- PERMANENT POLYESTER – Some surfaces may not be smooth and require a bit of extra grip. These labels handle that and also have a shinier finish than Flexible nylon – perfect for name plates, patch panels, cabinets, shelves, bins, tools and any place you can’t afford the stuck label to come loose.
- COLORED VINYL – This is the general all-purpose label. You can use vinyl for outdoor and color-specific uses like warning messages, wires, patch panels, and more. The colors help improve visual recognition of labels and are still easy to apply and hold up well to abuse. The labels can also be used in direct sunlight and are ideal for outdoor applications.
- HEAT SHRINK TUBING for wires and cabling – This are very specialized and unique labels that are essentially flattened heat shrink tubing that can be printed on (one side only). The high-quality polyolefin material yields in a 3:1 shrink ratio.

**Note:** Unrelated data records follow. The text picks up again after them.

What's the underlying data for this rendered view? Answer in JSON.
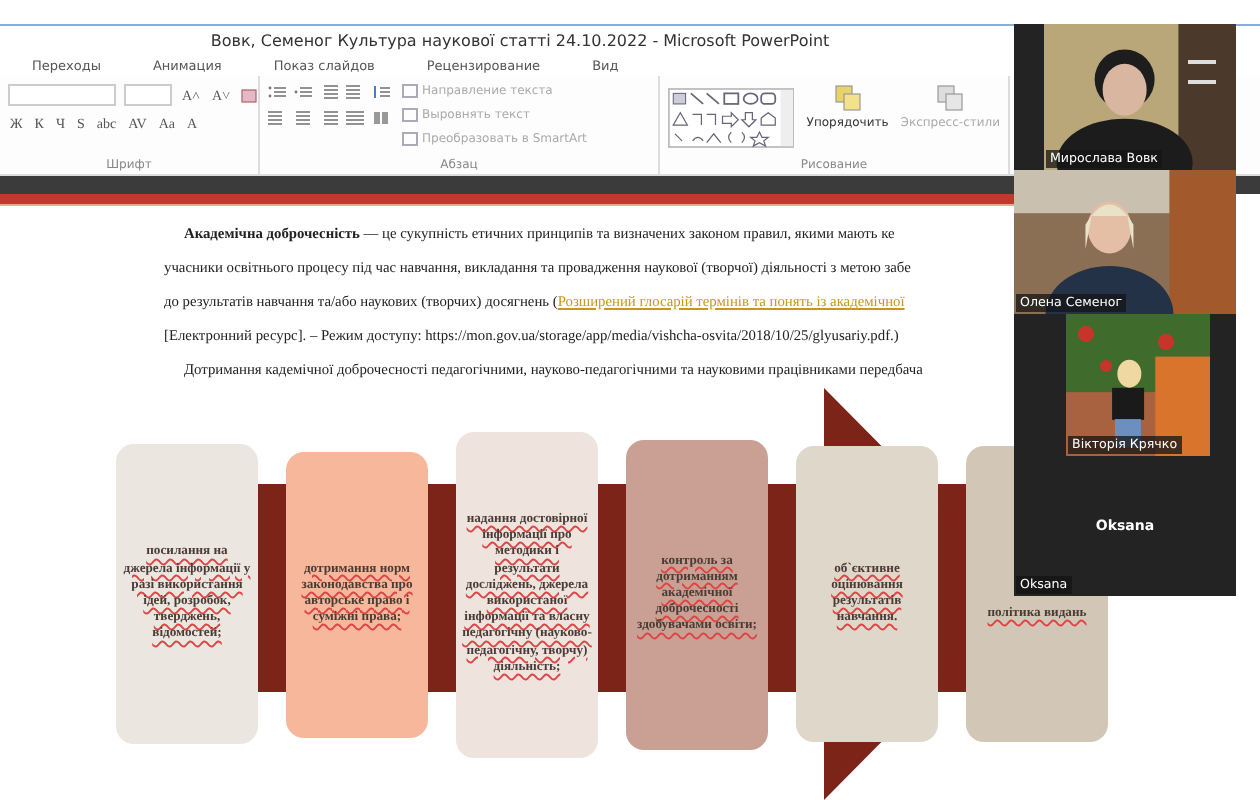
{
  "window": {
    "title": "Вовк, Семеног Культура наукової статті 24.10.2022 - Microsoft PowerPoint"
  },
  "tabs": [
    {
      "label": "Переходы",
      "selected": false
    },
    {
      "label": "Анимация",
      "selected": false
    },
    {
      "label": "Показ слайдов",
      "selected": false
    },
    {
      "label": "Рецензирование",
      "selected": false
    },
    {
      "label": "Вид",
      "selected": false
    }
  ],
  "font_group": {
    "label": "Шрифт",
    "row1": [
      "A˄",
      "A˅"
    ],
    "row2": [
      "Ж",
      "К",
      "Ч",
      "S",
      "abc",
      "AV",
      "Aa",
      "A"
    ]
  },
  "paragraph_group": {
    "label": "Абзац",
    "commands": [
      {
        "label": "Направление текста",
        "disabled": true
      },
      {
        "label": "Выровнять текст",
        "disabled": true
      },
      {
        "label": "Преобразовать в SmartArt",
        "disabled": true
      }
    ]
  },
  "drawing_group": {
    "label": "Рисование",
    "commands": [
      {
        "label": "Упорядочить",
        "disabled": false
      },
      {
        "label": "Экспресс-стили",
        "disabled": true
      }
    ]
  },
  "slide": {
    "paragraphs": [
      {
        "text": "**Академічна доброчесність** — це сукупність етичних принципів та визначених законом правил, якими мають ке",
        "indent": true
      },
      {
        "text": "учасники освітнього процесу під час навчання, викладання та провадження наукової (творчої) діяльності з метою забе",
        "indent": false
      },
      {
        "text": "до результатів навчання та/або наукових (творчих) досягнень (",
        "link": "Розширений глосарій термінів та понять із академічної",
        "indent": false
      },
      {
        "text": "[Електронний ресурс]. – Режим доступу: https://mon.gov.ua/storage/app/media/vishcha-osvita/2018/10/25/glyusariy.pdf.)",
        "indent": false
      },
      {
        "text": "Дотримання кадемічної доброчесності педагогічними, науково-педагогічними та науковими працівниками передбача",
        "indent": true
      }
    ],
    "boxes": [
      {
        "text": "посилання на джерела інформації у разі використання ідей, розробок, тверджень, відомостей;",
        "color": "#ebe6df"
      },
      {
        "text": "дотримання норм законодавства про авторське право і суміжні права;",
        "color": "#f7b79b"
      },
      {
        "text": "надання достовірної інформації про методики і результати досліджень, джерела використаної інформації та власну педагогічну (науково-педагогічну, творчу) діяльність;",
        "color": "#efe3de"
      },
      {
        "text": "контроль за дотриманням академічної доброчесності здобувачами освіти;",
        "color": "#c9a093"
      },
      {
        "text": "об`єктивне оцінювання результатів навчання.",
        "color": "#e0d7cb"
      },
      {
        "text": "політика видань",
        "color": "#d2c6b6"
      }
    ]
  },
  "participants": [
    {
      "name": "Мирослава Вовк",
      "kind": "video"
    },
    {
      "name": "Олена Семеног",
      "kind": "video"
    },
    {
      "name": "Вікторія Крячко",
      "kind": "video"
    },
    {
      "name": "Oksana",
      "display": "Oksana",
      "kind": "no_video"
    }
  ]
}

- NON-ADHESIVE labels are excellent for plastic covered patch panels, distribution blocks, and nameplates. If you need to print a label for a holder or sleeve you can do so quickly. Made of non-adhesive polypropylene, each label is strong and stiff.
All of the above labels are available in sizes from 1/4″ to around 3/4″ in thickness (6-19mm).
Dymo should be proud of its new label machines (I think we can safely call them ‘tools’) and the Dymo Rhino 5200 Label Printer in particular is really impressive, combining portability and ruggedness in a way that is both practical and effective. The Rhino products are simply perfect for pros in the construction, plumbing, electrical, and even custom A/V integration industries. The only negative we could find is the high price of labels, which are often twice as much (street price) as the competition per linear foot. For this reason, the Value rating received a slightly above average score of 6/10 – reflecting how much we like the tool’s bang-for-buck potential overall. Even with this, the quality and flexibility are really impressive, garnering the tool an 8/10 in our Performance rating.